Marketing (part 2) – approach your most engaged customers for case studies
Sales – if you have free trials, your sales reps can focus on customers with a high score as they’re likely to close
The above is just a small sample, but as you can see there is a lot you can do!
2. Prioritize Engagement Strategies
In addition to using buckets of customers by engagement score in some of the examples above, you can also use them to prioritize your engagement strategies. The best way to demonstrate this is through an example:
Company ADG has 4 product lines:
Small Business – 1000 customers; $100/month
Basic – 1500 customers; $400/month
Premium – 500 customers; $1000/month
Enterprise – 50 customers; $2,500/month
They also have 3 buckets of engagement scores:
<40 – at risk customers (10% churn rate)
40-80 – middle of the road customers (5% churn rate)
80-100 – extremely low churn rate (1% churn rate)
with the following breakdown:
· <40 – 300 customers
· 40-80 – 500 customers
· 80-100 – 200 customers
· <40 – 400 customers
· 40-80 – 600 customers
· 80-100 – 500 customers
· <40 – 100 customers
· 40-80 – 100 customers
· 80-100 – 300 customers
· <40 – 5
· 40-80 – 10
· 80-100 – 35
With that breakdown, you can new figure out how much at risk revenue you have per product:
300 customers * $100 MRR = $30,000 MRR
400 customers * $400 MRR = $160,000 MRR
100 customers * $1000 MRR = $100,000 MRR
5 customers * $2500 MRR = $12,500 MRR
As you can see, it was a very simple process to find out which customer base is going to have the biggest impact on your bottom line if not addressed. Therefore, you could ask your team to really look at the Premium and Basic product lines and what can be done to improve their engagement.
3. Measuring the Impact of Customer Engagement Strategies
Another major benefit of using a customer engagement score is that you can easily measure the impact of your strategies. Here is an example showing how it works:
Company ADG sends an email blast promoting their product tips webinar on Facebook to all their product lines. In this blast, they get the following results:
Small Business – 10% attend the webinar (100 customers)
Basic – 10% attend the webinar (150 customers)

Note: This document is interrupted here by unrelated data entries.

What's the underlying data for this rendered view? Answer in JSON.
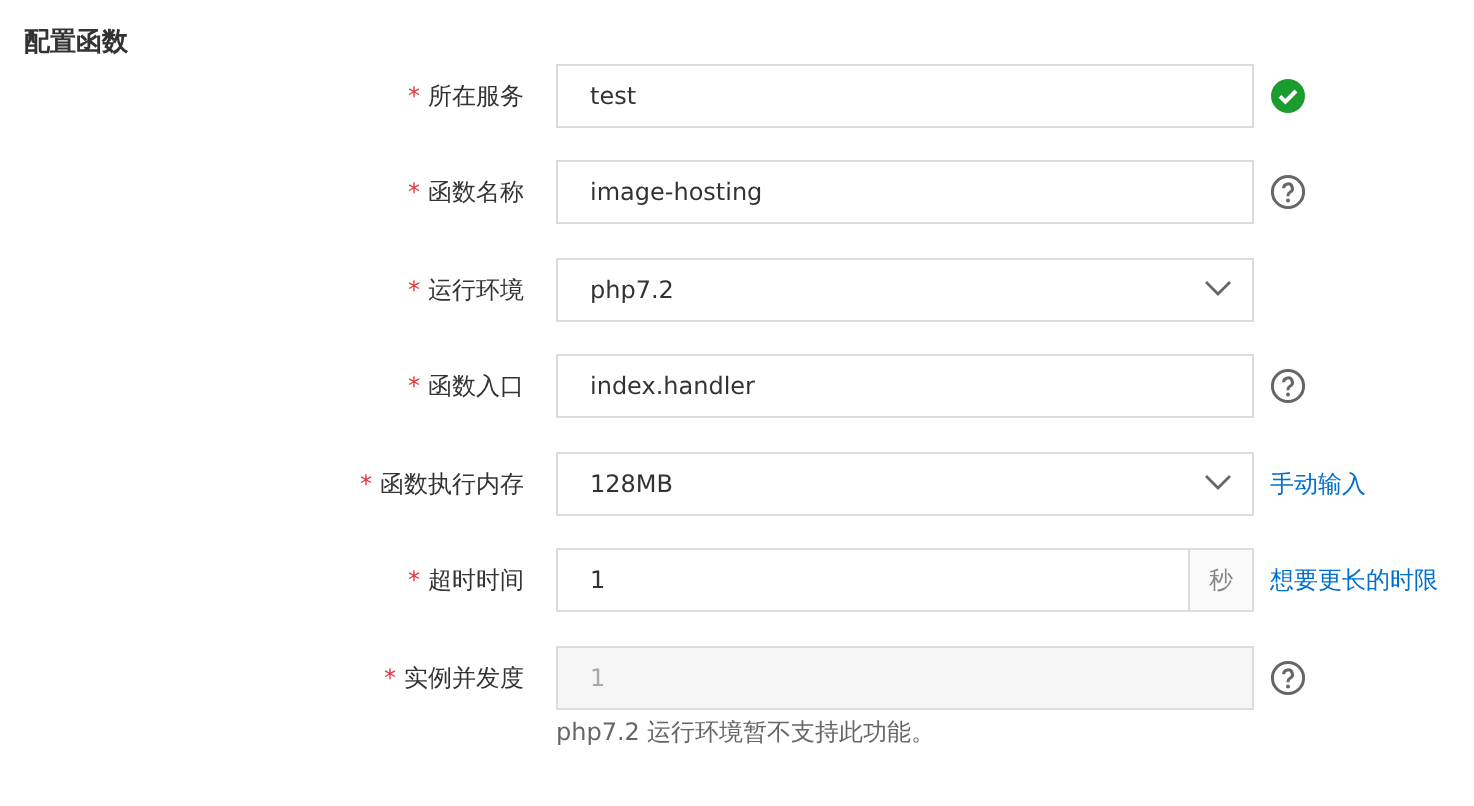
{
  "title": "配置函数",
  "fields": [
    {
      "marker": "*",
      "label": "所在服务",
      "kind": "input",
      "value": "test",
      "disabled": false,
      "aside": {
        "kind": "check"
      }
    },
    {
      "marker": "*",
      "label": "函数名称",
      "kind": "input",
      "value": "image-hosting",
      "disabled": false,
      "aside": {
        "kind": "help"
      }
    },
    {
      "marker": "*",
      "label": "运行环境",
      "kind": "select",
      "value": "php7.2",
      "disabled": false
    },
    {
      "marker": "*",
      "label": "函数入口",
      "kind": "input",
      "value": "index.handler",
      "disabled": false,
      "aside": {
        "kind": "help"
      }
    },
    {
      "marker": "*",
      "label": "函数执行内存",
      "kind": "select",
      "value": "128MB",
      "disabled": false,
      "aside": {
        "kind": "link",
        "text": "手动输入"
      }
    },
    {
      "marker": "*",
      "label": "超时时间",
      "kind": "unit",
      "value": "1",
      "unit": "秒",
      "disabled": false,
      "aside": {
        "kind": "link",
        "text": "想要更长的时限"
      }
    },
    {
      "marker": "*",
      "label": "实例并发度",
      "kind": "input",
      "value": "1",
      "disabled": true,
      "aside": {
        "kind": "help"
      },
      "hint": "php7.2 运行环境暂不支持此功能。"
    }
  ]
}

Premium – 20% attend the webinar (100 customers)
Enterprise – 10% attend the webinar (5 customers)
After this webinar, they can use the customer engagement score to measure the impact:
Small Business – Attendees saw an average bump of 20 points
Basic – Attendees saw an average bump of 35 points
Premium – Attendees saw an average bump of 10 points
Enterprise – Attendees saw no bump
Right away, you can tell this kind of webinar isn’t that popular with the premium and enterprise products. For the Basic and Small Business lines, there was definitely a bump, but what was the impact? Let’s calculate this for the basic product line:
If after the webinar, 50 of the attendees moved from the <40 bucket to the 40-80 bucket. This means, on average, their churn rate went from 10% to 5%. With a $400/month MRR, we can calculate the boost in LTV.
First, calculate the LTV if those customers were still in the lowest engagement score bucket:
(50 * $400)/ 10% = $200,000 LTV
Now calculate their new LTV given they’re in the middle engagement score bucket:
(50 * $400)/ 5% = $400,000 LTV
$400,000 – $200,000 = $200,000 bump in LTV
You would then calculate this across all product lines and sum it up.
To be fair, the bump in LTV isn’t going to be exactly $200,000 as those 50 customers are at various stages of their lifetime w/ company ADG (some are new, some are a few months old, others might be a few years old), so I wouldn’t say this webinar produced $200K in additional LTV. However, what you can do is use this as a baseline to compare this webinar with other webinars.
For example, if adding up the LTV change for all product lines was $650K for this webinar, and next month it was only $150K, this does help you understand which webinar was the most effective. You can now dig further to understand why and then try to reproduce those results!